Moreover, it would make some sense. Recently, videogame newshound Jason Schreier was out and about informing folks that, according to his sources, the game is still being developed at Sabre Interactive, which is the parent company of Aspyr.
So it’s possible that Disney is still interested in doing something with the Star Wars franchise, even if it’s difficult to say exactly what that may be at this point in time. In light of the fact that the game was reportedly taken away from Aspyr, that Embracer is currently experiencing a financial crisis, and that Sony appears to be burying any mention of its own involvement, I find it difficult to believe that the project, or what is left of it, is even remotely as expansive in terms of its scope as it was in 2021.

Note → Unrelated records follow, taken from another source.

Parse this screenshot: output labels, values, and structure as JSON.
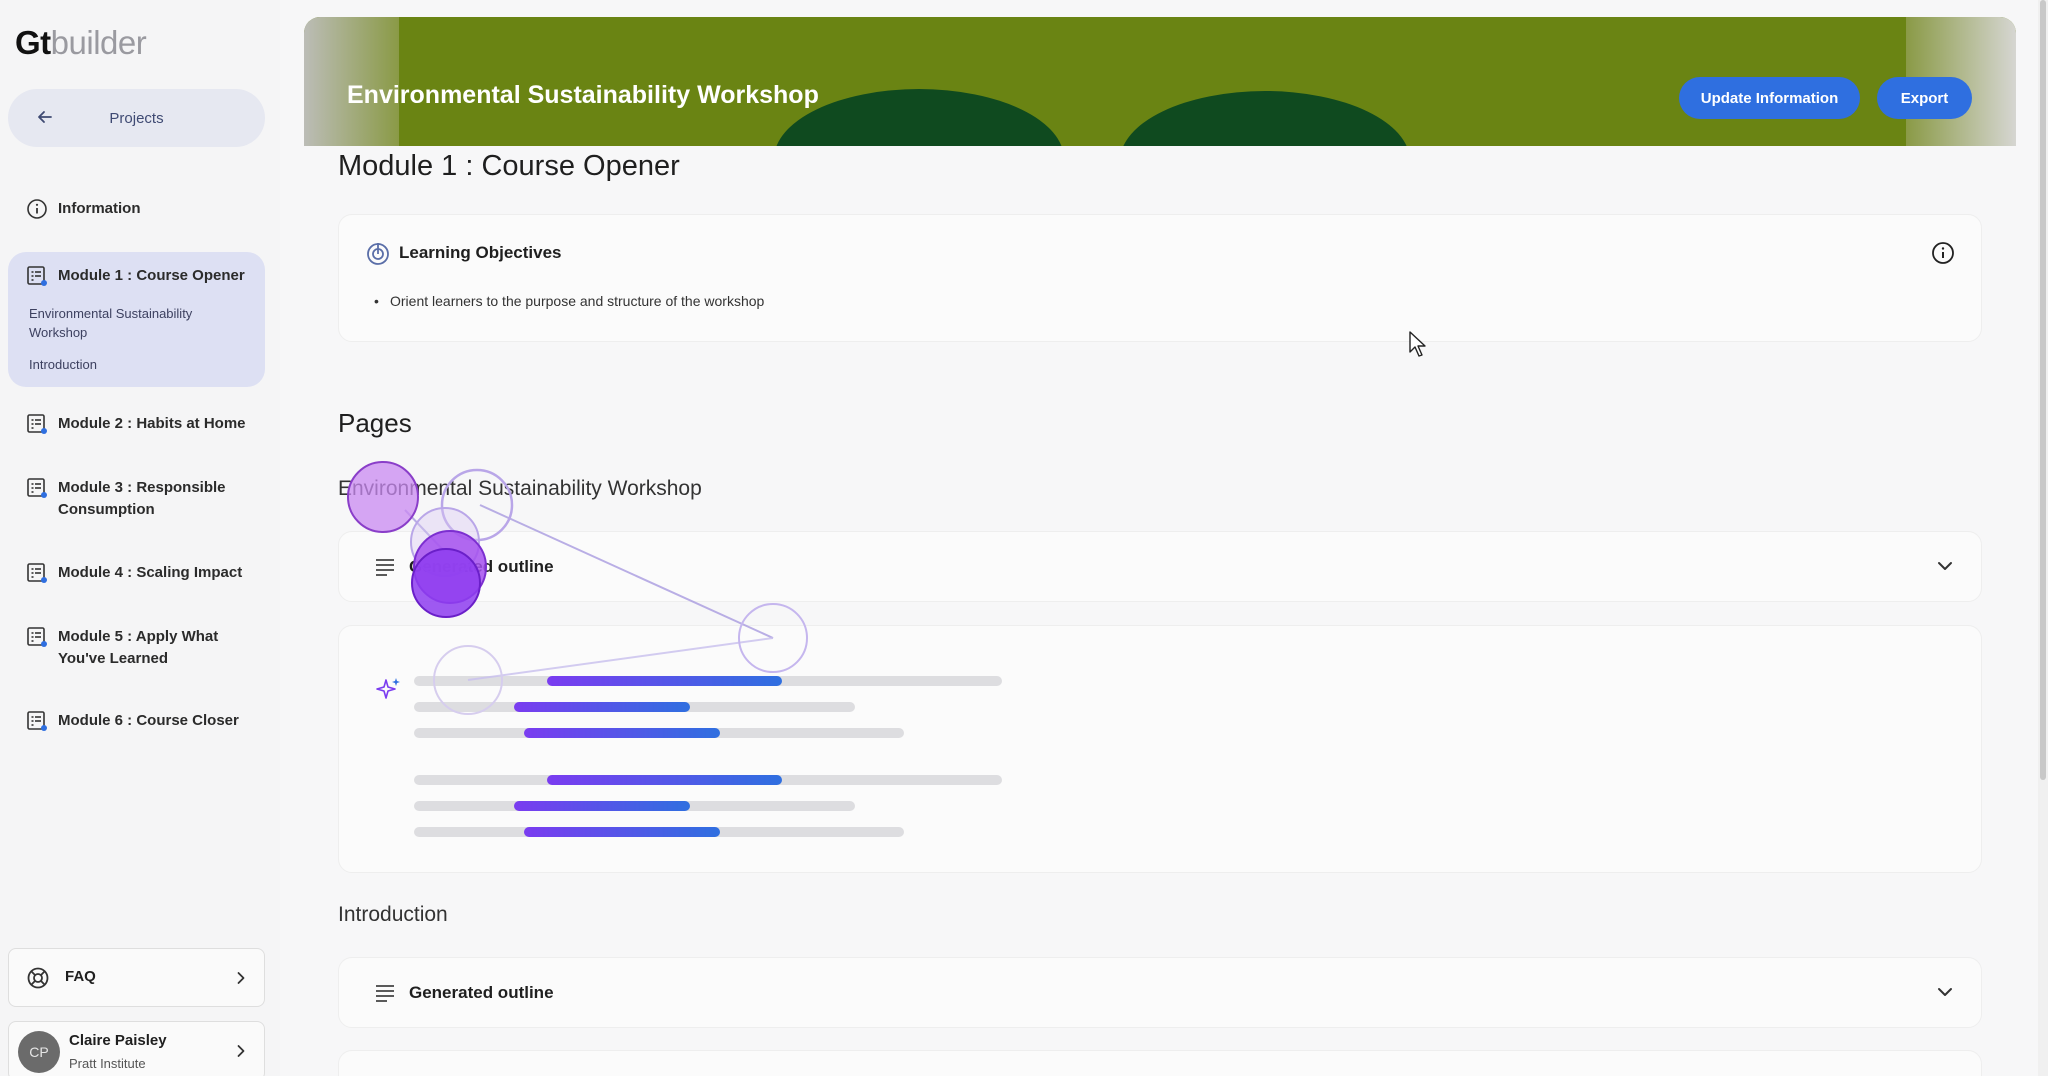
{
  "logo": {
    "gt": "Gt",
    "builder": "builder"
  },
  "sidebar": {
    "projects_label": "Projects",
    "information_label": "Information",
    "modules": [
      {
        "label": "Module 1 : Course Opener",
        "sub": [
          "Environmental Sustainability Workshop",
          "Introduction"
        ]
      },
      {
        "label": "Module 2 : Habits at Home"
      },
      {
        "label": "Module 3 : Responsible Consumption"
      },
      {
        "label": "Module 4 : Scaling Impact"
      },
      {
        "label": "Module 5 : Apply What You've Learned"
      },
      {
        "label": "Module 6 : Course Closer"
      }
    ],
    "faq_label": "FAQ",
    "user": {
      "initials": "CP",
      "name": "Claire Paisley",
      "org": "Pratt Institute"
    }
  },
  "banner": {
    "title": "Environmental Sustainability Workshop",
    "update_label": "Update Information",
    "export_label": "Export"
  },
  "main": {
    "module_title": "Module 1 : Course Opener",
    "learning_objectives": {
      "title": "Learning Objectives",
      "items": [
        "Orient learners to the purpose and structure of the workshop"
      ]
    },
    "pages_heading": "Pages",
    "sections": [
      {
        "heading": "Environmental Sustainability Workshop",
        "outline_label": "Generated outline"
      },
      {
        "heading": "Introduction",
        "outline_label": "Generated outline"
      }
    ]
  },
  "colors": {
    "accent": "#2f6fe0",
    "active_nav": "#dde0f3",
    "banner_green": "#6a8413",
    "sparkle": "#7a3cf0"
  }
}
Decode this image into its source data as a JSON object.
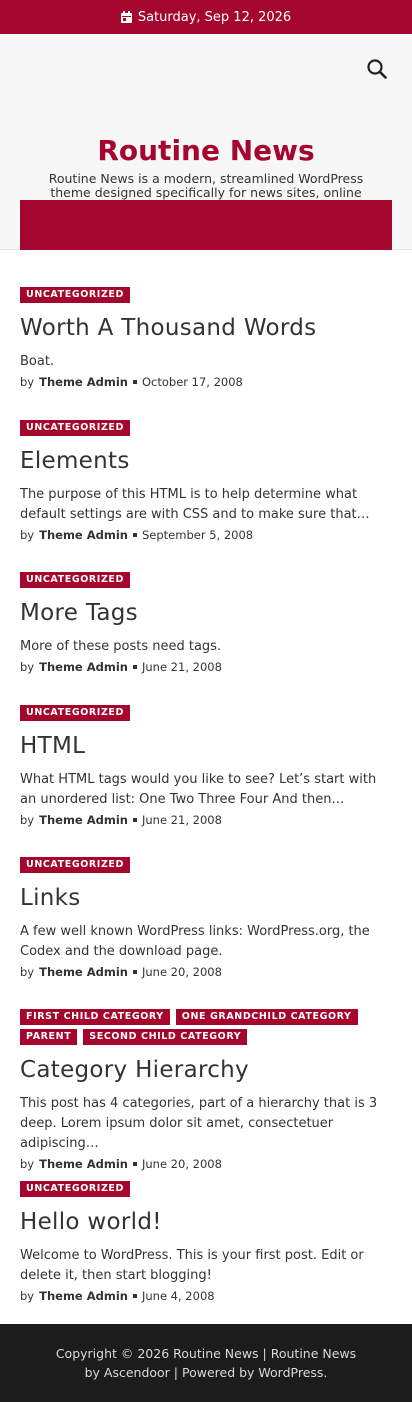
{
  "topbar": {
    "date": "Saturday, Sep 12, 2026"
  },
  "header": {
    "title": "Routine News",
    "description": "Routine News is a modern, streamlined WordPress theme designed specifically for news sites, online magazines, and content portals."
  },
  "posts": [
    {
      "categories": [
        "UNCATEGORIZED"
      ],
      "title": "Worth A Thousand Words",
      "excerpt": "Boat.",
      "by": "by",
      "author": "Theme Admin",
      "date": "October 17, 2008"
    },
    {
      "categories": [
        "UNCATEGORIZED"
      ],
      "title": "Elements",
      "excerpt": "The purpose of this HTML is to help determine what default settings are with CSS and to make sure that…",
      "by": "by",
      "author": "Theme Admin",
      "date": "September 5, 2008"
    },
    {
      "categories": [
        "UNCATEGORIZED"
      ],
      "title": "More Tags",
      "excerpt": "More of these posts need tags.",
      "by": "by",
      "author": "Theme Admin",
      "date": "June 21, 2008"
    },
    {
      "categories": [
        "UNCATEGORIZED"
      ],
      "title": "HTML",
      "excerpt": "What HTML tags would you like to see? Let’s start with an unordered list: One Two Three Four And then…",
      "by": "by",
      "author": "Theme Admin",
      "date": "June 21, 2008"
    },
    {
      "categories": [
        "UNCATEGORIZED"
      ],
      "title": "Links",
      "excerpt": "A few well known WordPress links: WordPress.org, the Codex and the download page.",
      "by": "by",
      "author": "Theme Admin",
      "date": "June 20, 2008"
    },
    {
      "categories": [
        "FIRST CHILD CATEGORY",
        "ONE GRANDCHILD CATEGORY",
        "PARENT",
        "SECOND CHILD CATEGORY"
      ],
      "title": "Category Hierarchy",
      "excerpt": "This post has 4 categories, part of a hierarchy that is 3 deep. Lorem ipsum dolor sit amet, consectetuer adipiscing…",
      "by": "by",
      "author": "Theme Admin",
      "date": "June 20, 2008"
    },
    {
      "categories": [
        "UNCATEGORIZED"
      ],
      "title": "Hello world!",
      "excerpt": "Welcome to WordPress. This is your first post. Edit or delete it, then start blogging!",
      "by": "by",
      "author": "Theme Admin",
      "date": "June 4, 2008"
    }
  ],
  "footer": {
    "copyright": "Copyright © 2026 Routine News | ",
    "theme_link": "Routine News",
    "by_text": " by ",
    "author_link": "Ascendoor",
    "separator": " | ",
    "powered_link": "Powered by WordPress."
  }
}
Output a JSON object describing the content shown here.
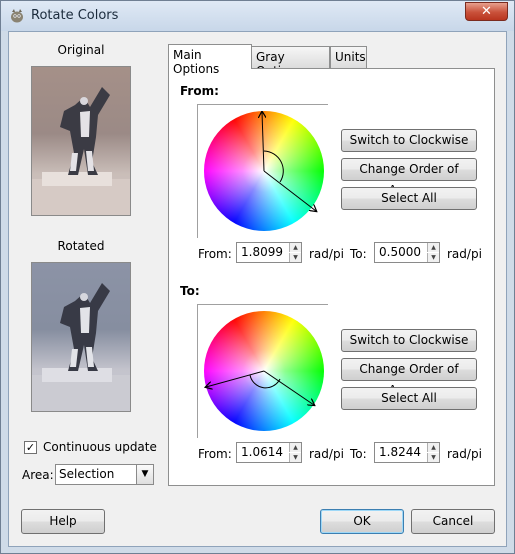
{
  "window": {
    "title": "Rotate Colors",
    "close_glyph": "✕"
  },
  "preview": {
    "original_label": "Original",
    "rotated_label": "Rotated"
  },
  "options": {
    "continuous_update_label": "Continuous update",
    "continuous_update_checked": true,
    "check_glyph": "✓",
    "area_label": "Area:",
    "area_value": "Selection"
  },
  "tabs": [
    {
      "label": "Main Options",
      "active": true
    },
    {
      "label": "Gray Options",
      "active": false
    },
    {
      "label": "Units",
      "active": false
    }
  ],
  "from_section": {
    "title": "From:",
    "buttons": {
      "switch": "Switch to Clockwise",
      "order": "Change Order of Arrows",
      "select_all": "Select All"
    },
    "from_label": "From:",
    "from_value": "1.8099",
    "to_label": "To:",
    "to_value": "0.5000",
    "unit": "rad/pi"
  },
  "to_section": {
    "title": "To:",
    "buttons": {
      "switch": "Switch to Clockwise",
      "order": "Change Order of Arrows",
      "select_all": "Select All"
    },
    "from_label": "From:",
    "from_value": "1.0614",
    "to_label": "To:",
    "to_value": "1.8244",
    "unit": "rad/pi"
  },
  "footer": {
    "help": "Help",
    "ok": "OK",
    "cancel": "Cancel"
  },
  "icons": {
    "app": "gimp-icon",
    "close": "close-icon",
    "dropdown": "chevron-down-icon",
    "spin_up": "spin-up-icon",
    "spin_down": "spin-down-icon"
  }
}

To tell you the truth? Ideal for me. People will tell you that KOTOR is a game that seems antiquated in this day and age, and they are probably correct about that. However, I have been playing it lately, and I still believe that it is a fantastic game. Beamdog’s proposed “Reforged Collection” remasters of KOTOR 1 and 2 have always piqued my interest, and I’ve always been interested in what they might look like. I have a feeling that if the KOTOR remake project does ultimately produce anything that we are able to play, it will probably be more close to that remaster idea than it will be to the initial concept of a contemporary recreation that is all singing and dancing.
Or maybe it will pass away without any noise. As more time passes, we will learn more, but I really hope that we will be able to obtain some type of KOTOR thing out of all of this. The reason I want to put “Somehow, KOTOR returned” in a future headline is not just because KOTOR is fantastic, but also because I want to write it there.